- Professional. I get paid to ride my bike. I’m that good. Bring it on!
- Non-aerobic. Exercise is not a part of my life and I exercise less than one hour a week. The thought of going uphill on a bike is very daunting. I want the easiest, mellowest ride possible on flat, easy terrain!
- Very low intensity. I live a fairly sedentary life, with very little activity outside of walking. I can handle a one hour bike ride on flat terrain at a relaxed pace. Small, short hills are a challenge, but might be manageable. I exercise about one hour a week.
- Low intensity. I like to exercise, but I don’t get to do it more than 2 hours a week.
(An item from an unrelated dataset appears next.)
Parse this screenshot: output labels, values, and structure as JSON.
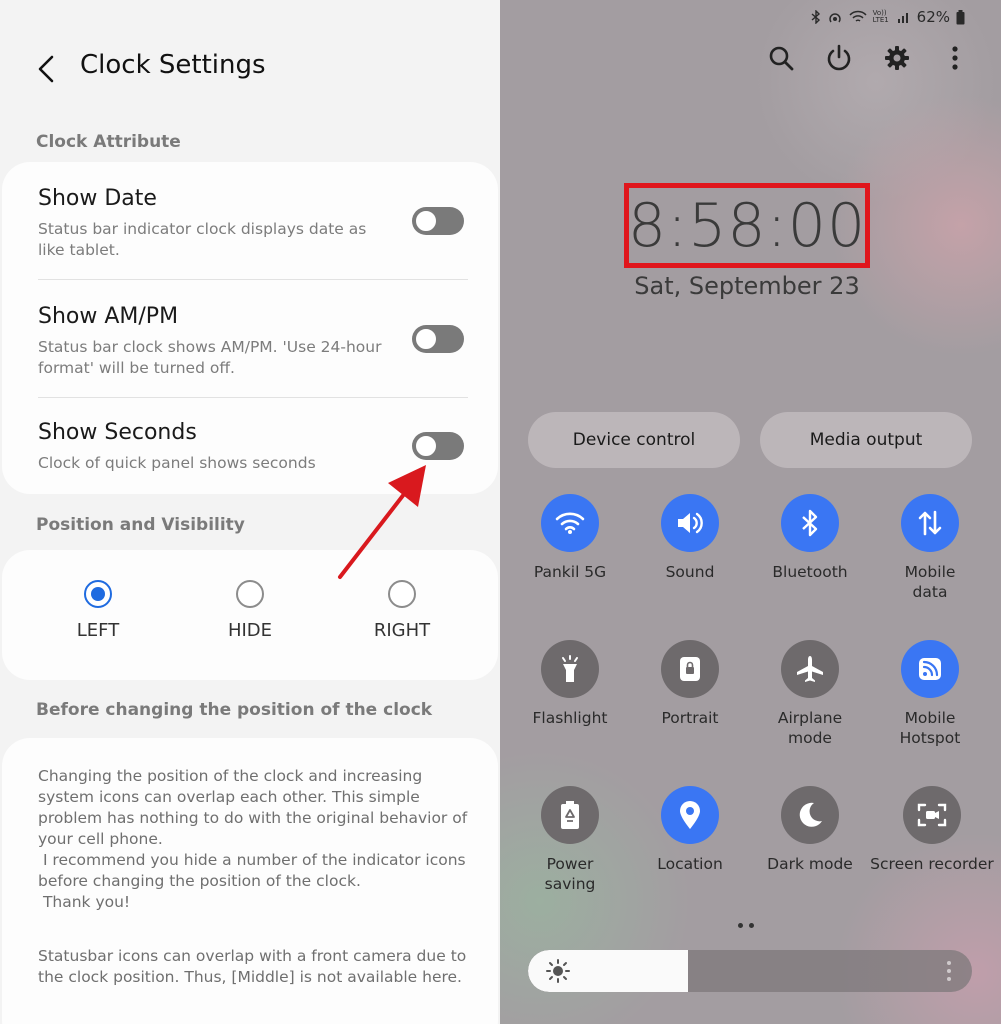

I can ride a bike for 1-2 hours at a relaxed pace, with several good resting breaks. I can handle one or two easy hill climbs of up to 300 feet or so.
- Low-medium intensity. I try to get regular exercise, up to 2-3 hours a week. I can ride a bike for 2-3 hours at a relaxed to moderate pace, with a few short breaks. I can ride two days in a row and feel okay. I can climb up to 600 feet or so in a day.
- Medium intensity. I get regular exercise, up to 4-5 hours a week, including riding a bike. I can go on a four-hour bike ride at a moderate pace with some short breaks. I can ride two to three days in a row. I’m confident climbing up to 1,000 feet in a day.
- Medium-high intensity. I’m really getting into mountain biking and I can ride up to 5 hours a day at a moderate pace with some short breaks. I can definitely handle riding several days in a row. I can climb at least 1,500-2,000 feet in a day.
- High intensity. I consider myself a pretty fit athlete and I exercise on average 7-8 hours per week. I can ride 5-6 hours a day at a moderately fast pace with a few breaks and can definitely handle multiple days in a row. I can handle a ride with 3,000 feet of climbing.
- Very high intensity. I consider myself a strong endurance athlete and I get very regular, intense exercise for up to 10 hours a week. I can ride up to 7 hours a day at a fast and steady pace and I can ride for many days in a row and still feel pretty good. Long climbs, up to 4,000 feet are not a problem for me at all and I can handle steep terrain. I’m confident that I can ride most anything over the course a few days.
- Professional. I am a professional cyclist or endurance athlete and ride for long days on end. Bring it on!